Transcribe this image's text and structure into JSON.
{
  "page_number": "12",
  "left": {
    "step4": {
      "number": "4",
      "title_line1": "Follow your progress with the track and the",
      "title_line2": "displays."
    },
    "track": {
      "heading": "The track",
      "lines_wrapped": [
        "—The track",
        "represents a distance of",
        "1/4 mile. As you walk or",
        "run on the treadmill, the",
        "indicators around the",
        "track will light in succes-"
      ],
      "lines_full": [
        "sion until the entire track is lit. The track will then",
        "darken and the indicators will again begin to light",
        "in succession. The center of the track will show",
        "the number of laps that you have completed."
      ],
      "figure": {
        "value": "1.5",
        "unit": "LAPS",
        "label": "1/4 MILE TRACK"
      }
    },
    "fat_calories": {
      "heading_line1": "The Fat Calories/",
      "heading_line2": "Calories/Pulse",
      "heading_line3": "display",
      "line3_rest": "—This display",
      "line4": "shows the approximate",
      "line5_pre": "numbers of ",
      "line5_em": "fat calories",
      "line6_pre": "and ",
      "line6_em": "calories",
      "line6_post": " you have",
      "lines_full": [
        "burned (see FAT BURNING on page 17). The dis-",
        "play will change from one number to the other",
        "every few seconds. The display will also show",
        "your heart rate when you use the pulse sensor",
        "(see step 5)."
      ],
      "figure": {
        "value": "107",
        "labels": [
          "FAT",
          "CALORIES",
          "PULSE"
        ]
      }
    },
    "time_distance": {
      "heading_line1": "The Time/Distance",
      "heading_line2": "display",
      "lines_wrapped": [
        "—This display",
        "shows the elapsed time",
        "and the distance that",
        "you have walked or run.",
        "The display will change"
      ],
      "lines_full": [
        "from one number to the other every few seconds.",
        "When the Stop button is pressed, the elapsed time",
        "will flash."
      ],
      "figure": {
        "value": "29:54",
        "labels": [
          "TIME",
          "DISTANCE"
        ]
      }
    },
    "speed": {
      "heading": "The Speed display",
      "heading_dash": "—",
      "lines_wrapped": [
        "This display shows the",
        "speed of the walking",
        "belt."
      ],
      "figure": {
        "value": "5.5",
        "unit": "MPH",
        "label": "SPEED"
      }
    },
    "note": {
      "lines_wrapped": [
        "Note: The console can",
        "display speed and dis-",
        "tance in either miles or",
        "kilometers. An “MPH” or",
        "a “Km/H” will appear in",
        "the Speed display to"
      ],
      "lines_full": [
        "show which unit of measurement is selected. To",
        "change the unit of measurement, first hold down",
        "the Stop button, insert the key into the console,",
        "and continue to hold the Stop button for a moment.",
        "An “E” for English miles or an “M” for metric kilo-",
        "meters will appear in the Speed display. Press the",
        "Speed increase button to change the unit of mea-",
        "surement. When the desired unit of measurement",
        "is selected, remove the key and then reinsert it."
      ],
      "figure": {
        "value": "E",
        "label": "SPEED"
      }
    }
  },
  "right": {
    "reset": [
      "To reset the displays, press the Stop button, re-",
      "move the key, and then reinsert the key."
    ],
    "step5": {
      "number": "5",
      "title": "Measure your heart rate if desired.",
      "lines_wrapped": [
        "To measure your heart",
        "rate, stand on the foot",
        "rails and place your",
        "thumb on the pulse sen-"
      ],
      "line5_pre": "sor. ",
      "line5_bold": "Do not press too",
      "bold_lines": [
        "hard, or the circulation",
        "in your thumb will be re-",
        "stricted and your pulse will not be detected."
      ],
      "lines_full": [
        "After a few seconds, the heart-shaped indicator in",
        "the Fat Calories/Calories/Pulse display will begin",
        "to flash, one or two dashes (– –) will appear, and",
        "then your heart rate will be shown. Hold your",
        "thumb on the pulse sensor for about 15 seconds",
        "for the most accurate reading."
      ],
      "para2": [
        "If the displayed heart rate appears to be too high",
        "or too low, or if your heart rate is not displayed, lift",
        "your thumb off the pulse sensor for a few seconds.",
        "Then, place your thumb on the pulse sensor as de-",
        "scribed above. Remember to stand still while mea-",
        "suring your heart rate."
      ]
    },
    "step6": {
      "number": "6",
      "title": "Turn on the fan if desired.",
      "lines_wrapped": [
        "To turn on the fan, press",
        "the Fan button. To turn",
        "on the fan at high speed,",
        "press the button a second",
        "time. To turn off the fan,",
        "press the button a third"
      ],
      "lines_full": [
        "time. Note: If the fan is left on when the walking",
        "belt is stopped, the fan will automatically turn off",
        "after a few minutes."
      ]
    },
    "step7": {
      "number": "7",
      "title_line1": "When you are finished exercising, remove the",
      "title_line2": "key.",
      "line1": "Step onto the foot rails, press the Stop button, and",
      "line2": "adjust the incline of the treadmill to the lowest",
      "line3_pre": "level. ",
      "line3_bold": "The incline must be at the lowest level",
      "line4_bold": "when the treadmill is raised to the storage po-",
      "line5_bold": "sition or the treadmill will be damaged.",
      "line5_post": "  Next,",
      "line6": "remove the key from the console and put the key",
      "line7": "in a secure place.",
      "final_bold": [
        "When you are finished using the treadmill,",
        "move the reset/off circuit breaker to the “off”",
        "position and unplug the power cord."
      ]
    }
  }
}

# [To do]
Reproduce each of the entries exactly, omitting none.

# [Answer section]
Transcribe this image's text and structure into JSON.
{
  "page_number": "12",
  "left": {
    "step4": {
      "number": "4",
      "title_line1": "Follow your progress with the track and the",
      "title_line2": "displays."
    },
    "track": {
      "heading": "The track",
      "lines_wrapped": [
        "—The track",
        "represents a distance of",
        "1/4 mile. As you walk or",
        "run on the treadmill, the",
        "indicators around the",
        "track will light in succes-"
      ],
      "lines_full": [
        "sion until the entire track is lit. The track will then",
        "darken and the indicators will again begin to light",
        "in succession. The center of the track will show",
        "the number of laps that you have completed."
      ],
      "figure": {
        "value": "1.5",
        "unit": "LAPS",
        "label": "1/4 MILE TRACK"
      }
    },
    "fat_calories": {
      "heading_line1": "The Fat Calories/",
      "heading_line2": "Calories/Pulse",
      "heading_line3": "display",
      "line3_rest": "—This display",
      "line4": "shows the approximate",
      "line5_pre": "numbers of ",
      "line5_em": "fat calories",
      "line6_pre": "and ",
      "line6_em": "calories",
      "line6_post": " you have",
      "lines_full": [
        "burned (see FAT BURNING on page 17). The dis-",
        "play will change from one number to the other",
        "every few seconds. The display will also show",
        "your heart rate when you use the pulse sensor",
        "(see step 5)."
      ],
      "figure": {
        "value": "107",
        "labels": [
          "FAT",
          "CALORIES",
          "PULSE"
        ]
      }
    },
    "time_distance": {
      "heading_line1": "The Time/Distance",
      "heading_line2": "display",
      "lines_wrapped": [
        "—This display",
        "shows the elapsed time",
        "and the distance that",
        "you have walked or run.",
        "The display will change"
      ],
      "lines_full": [
        "from one number to the other every few seconds.",
        "When the Stop button is pressed, the elapsed time",
        "will flash."
      ],
      "figure": {
        "value": "29:54",
        "labels": [
          "TIME",
          "DISTANCE"
        ]
      }
    },
    "speed": {
      "heading": "The Speed display",
      "heading_dash": "—",
      "lines_wrapped": [
        "This display shows the",
        "speed of the walking",
        "belt."
      ],
      "figure": {
        "value": "5.5",
        "unit": "MPH",
        "label": "SPEED"
      }
    },
    "note": {
      "lines_wrapped": [
        "Note: The console can",
        "display speed and dis-",
        "tance in either miles or",
        "kilometers. An “MPH” or",
        "a “Km/H” will appear in",
        "the Speed display to"
      ],
      "lines_full": [
        "show which unit of measurement is selected. To",
        "change the unit of measurement, first hold down",
        "the Stop button, insert the key into the console,",
        "and continue to hold the Stop button for a moment.",
        "An “E” for English miles or an “M” for metric kilo-",
        "meters will appear in the Speed display. Press the",
        "Speed increase button to change the unit of mea-",
        "surement. When the desired unit of measurement",
        "is selected, remove the key and then reinsert it."
      ],
      "figure": {
        "value": "E",
        "label": "SPEED"
      }
    }
  },
  "right": {
    "reset": [
      "To reset the displays, press the Stop button, re-",
      "move the key, and then reinsert the key."
    ],
    "step5": {
      "number": "5",
      "title": "Measure your heart rate if desired.",
      "lines_wrapped": [
        "To measure your heart",
        "rate, stand on the foot",
        "rails and place your",
        "thumb on the pulse sen-"
      ],
      "line5_pre": "sor. ",
      "line5_bold": "Do not press too",
      "bold_lines": [
        "hard, or the circulation",
        "in your thumb will be re-",
        "stricted and your pulse will not be detected."
      ],
      "lines_full": [
        "After a few seconds, the heart-shaped indicator in",
        "the Fat Calories/Calories/Pulse display will begin",
        "to flash, one or two dashes (– –) will appear, and",
        "then your heart rate will be shown. Hold your",
        "thumb on the pulse sensor for about 15 seconds",
        "for the most accurate reading."
      ],
      "para2": [
        "If the displayed heart rate appears to be too high",
        "or too low, or if your heart rate is not displayed, lift",
        "your thumb off the pulse sensor for a few seconds.",
        "Then, place your thumb on the pulse sensor as de-",
        "scribed above. Remember to stand still while mea-",
        "suring your heart rate."
      ]
    },
    "step6": {
      "number": "6",
      "title": "Turn on the fan if desired.",
      "lines_wrapped": [
        "To turn on the fan, press",
        "the Fan button. To turn",
        "on the fan at high speed,",
        "press the button a second",
        "time. To turn off the fan,",
        "press the button a third"
      ],
      "lines_full": [
        "time. Note: If the fan is left on when the walking",
        "belt is stopped, the fan will automatically turn off",
        "after a few minutes."
      ]
    },
    "step7": {
      "number": "7",
      "title_line1": "When you are finished exercising, remove the",
      "title_line2": "key.",
      "line1": "Step onto the foot rails, press the Stop button, and",
      "line2": "adjust the incline of the treadmill to the lowest",
      "line3_pre": "level. ",
      "line3_bold": "The incline must be at the lowest level",
      "line4_bold": "when the treadmill is raised to the storage po-",
      "line5_bold": "sition or the treadmill will be damaged.",
      "line5_post": "  Next,",
      "line6": "remove the key from the console and put the key",
      "line7": "in a secure place.",
      "final_bold": [
        "When you are finished using the treadmill,",
        "move the reset/off circuit breaker to the “off”",
        "position and unplug the power cord."
      ]
    }
  }
}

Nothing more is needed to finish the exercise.